Required work
Reproduce the entries that follow verbatim, down to the final line.

Exercise materials
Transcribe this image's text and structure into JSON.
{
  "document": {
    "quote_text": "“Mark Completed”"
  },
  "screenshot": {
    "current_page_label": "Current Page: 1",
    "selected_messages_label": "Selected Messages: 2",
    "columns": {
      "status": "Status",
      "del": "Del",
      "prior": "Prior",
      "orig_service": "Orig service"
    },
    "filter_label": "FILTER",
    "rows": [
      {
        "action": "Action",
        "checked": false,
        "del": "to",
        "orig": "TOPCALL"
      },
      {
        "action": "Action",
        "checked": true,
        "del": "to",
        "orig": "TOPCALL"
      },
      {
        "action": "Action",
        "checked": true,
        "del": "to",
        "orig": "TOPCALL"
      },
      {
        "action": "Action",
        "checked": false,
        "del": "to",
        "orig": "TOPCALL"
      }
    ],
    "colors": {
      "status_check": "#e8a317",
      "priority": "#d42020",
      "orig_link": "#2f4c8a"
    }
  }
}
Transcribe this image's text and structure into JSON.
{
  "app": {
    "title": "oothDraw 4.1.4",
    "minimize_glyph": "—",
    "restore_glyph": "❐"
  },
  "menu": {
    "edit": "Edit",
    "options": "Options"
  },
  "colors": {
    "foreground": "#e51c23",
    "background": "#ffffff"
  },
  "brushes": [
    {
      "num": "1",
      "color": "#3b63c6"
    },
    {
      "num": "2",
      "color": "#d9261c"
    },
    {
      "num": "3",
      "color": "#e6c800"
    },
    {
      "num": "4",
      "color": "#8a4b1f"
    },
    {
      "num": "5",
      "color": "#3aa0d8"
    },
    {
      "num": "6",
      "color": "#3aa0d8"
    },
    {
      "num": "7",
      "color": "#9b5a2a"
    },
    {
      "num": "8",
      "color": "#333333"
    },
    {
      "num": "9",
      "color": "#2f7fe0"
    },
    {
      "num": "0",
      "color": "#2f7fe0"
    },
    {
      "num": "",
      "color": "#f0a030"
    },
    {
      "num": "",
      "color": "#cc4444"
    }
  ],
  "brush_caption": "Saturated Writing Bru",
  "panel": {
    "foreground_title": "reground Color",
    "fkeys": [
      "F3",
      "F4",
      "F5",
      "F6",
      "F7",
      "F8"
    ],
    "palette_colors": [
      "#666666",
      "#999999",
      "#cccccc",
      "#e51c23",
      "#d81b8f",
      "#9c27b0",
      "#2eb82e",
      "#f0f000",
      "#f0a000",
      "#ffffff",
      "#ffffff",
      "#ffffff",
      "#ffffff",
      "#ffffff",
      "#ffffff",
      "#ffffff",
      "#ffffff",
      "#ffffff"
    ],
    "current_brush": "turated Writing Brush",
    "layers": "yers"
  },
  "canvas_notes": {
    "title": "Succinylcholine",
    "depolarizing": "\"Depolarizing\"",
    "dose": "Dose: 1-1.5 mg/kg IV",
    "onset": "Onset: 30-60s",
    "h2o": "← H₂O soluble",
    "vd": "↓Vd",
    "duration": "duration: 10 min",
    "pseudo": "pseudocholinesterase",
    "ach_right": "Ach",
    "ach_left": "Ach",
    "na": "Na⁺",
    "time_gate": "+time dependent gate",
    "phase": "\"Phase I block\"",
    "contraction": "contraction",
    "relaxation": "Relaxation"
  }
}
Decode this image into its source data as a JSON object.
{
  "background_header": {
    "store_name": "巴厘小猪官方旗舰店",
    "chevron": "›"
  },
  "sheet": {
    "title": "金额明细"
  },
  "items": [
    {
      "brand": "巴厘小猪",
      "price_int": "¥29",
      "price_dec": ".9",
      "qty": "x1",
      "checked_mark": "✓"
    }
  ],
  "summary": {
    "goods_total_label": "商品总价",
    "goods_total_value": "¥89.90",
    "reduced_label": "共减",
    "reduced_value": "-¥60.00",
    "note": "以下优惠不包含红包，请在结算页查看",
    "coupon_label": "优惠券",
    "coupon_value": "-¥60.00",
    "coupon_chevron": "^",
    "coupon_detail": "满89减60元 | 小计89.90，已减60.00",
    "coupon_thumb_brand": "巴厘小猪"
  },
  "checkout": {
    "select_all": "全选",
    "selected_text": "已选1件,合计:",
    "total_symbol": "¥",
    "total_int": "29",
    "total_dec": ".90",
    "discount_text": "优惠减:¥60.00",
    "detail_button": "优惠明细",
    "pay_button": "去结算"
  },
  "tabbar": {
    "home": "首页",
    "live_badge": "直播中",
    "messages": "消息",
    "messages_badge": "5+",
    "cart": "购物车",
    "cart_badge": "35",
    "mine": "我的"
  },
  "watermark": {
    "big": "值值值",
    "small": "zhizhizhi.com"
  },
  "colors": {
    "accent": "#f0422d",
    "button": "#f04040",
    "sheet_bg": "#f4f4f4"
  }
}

Completed task
Transcribe this image's text and structure into JSON.
{
  "document": {
    "quote_text": "“Mark Completed”"
  },
  "screenshot": {
    "current_page_label": "Current Page: 1",
    "selected_messages_label": "Selected Messages: 2",
    "columns": {
      "status": "Status",
      "del": "Del",
      "prior": "Prior",
      "orig_service": "Orig service"
    },
    "filter_label": "FILTER",
    "rows": [
      {
        "action": "Action",
        "checked": false,
        "del": "to",
        "orig": "TOPCALL"
      },
      {
        "action": "Action",
        "checked": true,
        "del": "to",
        "orig": "TOPCALL"
      },
      {
        "action": "Action",
        "checked": true,
        "del": "to",
        "orig": "TOPCALL"
      },
      {
        "action": "Action",
        "checked": false,
        "del": "to",
        "orig": "TOPCALL"
      }
    ],
    "colors": {
      "status_check": "#e8a317",
      "priority": "#d42020",
      "orig_link": "#2f4c8a"
    }
  }
}
Transcribe this image's text and structure into JSON.
{
  "app": {
    "title": "oothDraw 4.1.4",
    "minimize_glyph": "—",
    "restore_glyph": "❐"
  },
  "menu": {
    "edit": "Edit",
    "options": "Options"
  },
  "colors": {
    "foreground": "#e51c23",
    "background": "#ffffff"
  },
  "brushes": [
    {
      "num": "1",
      "color": "#3b63c6"
    },
    {
      "num": "2",
      "color": "#d9261c"
    },
    {
      "num": "3",
      "color": "#e6c800"
    },
    {
      "num": "4",
      "color": "#8a4b1f"
    },
    {
      "num": "5",
      "color": "#3aa0d8"
    },
    {
      "num": "6",
      "color": "#3aa0d8"
    },
    {
      "num": "7",
      "color": "#9b5a2a"
    },
    {
      "num": "8",
      "color": "#333333"
    },
    {
      "num": "9",
      "color": "#2f7fe0"
    },
    {
      "num": "0",
      "color": "#2f7fe0"
    },
    {
      "num": "",
      "color": "#f0a030"
    },
    {
      "num": "",
      "color": "#cc4444"
    }
  ],
  "brush_caption": "Saturated Writing Bru",
  "panel": {
    "foreground_title": "reground Color",
    "fkeys": [
      "F3",
      "F4",
      "F5",
      "F6",
      "F7",
      "F8"
    ],
    "palette_colors": [
      "#666666",
      "#999999",
      "#cccccc",
      "#e51c23",
      "#d81b8f",
      "#9c27b0",
      "#2eb82e",
      "#f0f000",
      "#f0a000",
      "#ffffff",
      "#ffffff",
      "#ffffff",
      "#ffffff",
      "#ffffff",
      "#ffffff",
      "#ffffff",
      "#ffffff",
      "#ffffff"
    ],
    "current_brush": "turated Writing Brush",
    "layers": "yers"
  },
  "canvas_notes": {
    "title": "Succinylcholine",
    "depolarizing": "\"Depolarizing\"",
    "dose": "Dose: 1-1.5 mg/kg IV",
    "onset": "Onset: 30-60s",
    "h2o": "← H₂O soluble",
    "vd": "↓Vd",
    "duration": "duration: 10 min",
    "pseudo": "pseudocholinesterase",
    "ach_right": "Ach",
    "ach_left": "Ach",
    "na": "Na⁺",
    "time_gate": "+time dependent gate",
    "phase": "\"Phase I block\"",
    "contraction": "contraction",
    "relaxation": "Relaxation"
  }
}
Decode this image into its source data as a JSON object.
{
  "background_header": {
    "store_name": "巴厘小猪官方旗舰店",
    "chevron": "›"
  },
  "sheet": {
    "title": "金额明细"
  },
  "items": [
    {
      "brand": "巴厘小猪",
      "price_int": "¥29",
      "price_dec": ".9",
      "qty": "x1",
      "checked_mark": "✓"
    }
  ],
  "summary": {
    "goods_total_label": "商品总价",
    "goods_total_value": "¥89.90",
    "reduced_label": "共减",
    "reduced_value": "-¥60.00",
    "note": "以下优惠不包含红包，请在结算页查看",
    "coupon_label": "优惠券",
    "coupon_value": "-¥60.00",
    "coupon_chevron": "^",
    "coupon_detail": "满89减60元 | 小计89.90，已减60.00",
    "coupon_thumb_brand": "巴厘小猪"
  },
  "checkout": {
    "select_all": "全选",
    "selected_text": "已选1件,合计:",
    "total_symbol": "¥",
    "total_int": "29",
    "total_dec": ".90",
    "discount_text": "优惠减:¥60.00",
    "detail_button": "优惠明细",
    "pay_button": "去结算"
  },
  "tabbar": {
    "home": "首页",
    "live_badge": "直播中",
    "messages": "消息",
    "messages_badge": "5+",
    "cart": "购物车",
    "cart_badge": "35",
    "mine": "我的"
  },
  "watermark": {
    "big": "值值值",
    "small": "zhizhizhi.com"
  },
  "colors": {
    "accent": "#f0422d",
    "button": "#f04040",
    "sheet_bg": "#f4f4f4"
  }
}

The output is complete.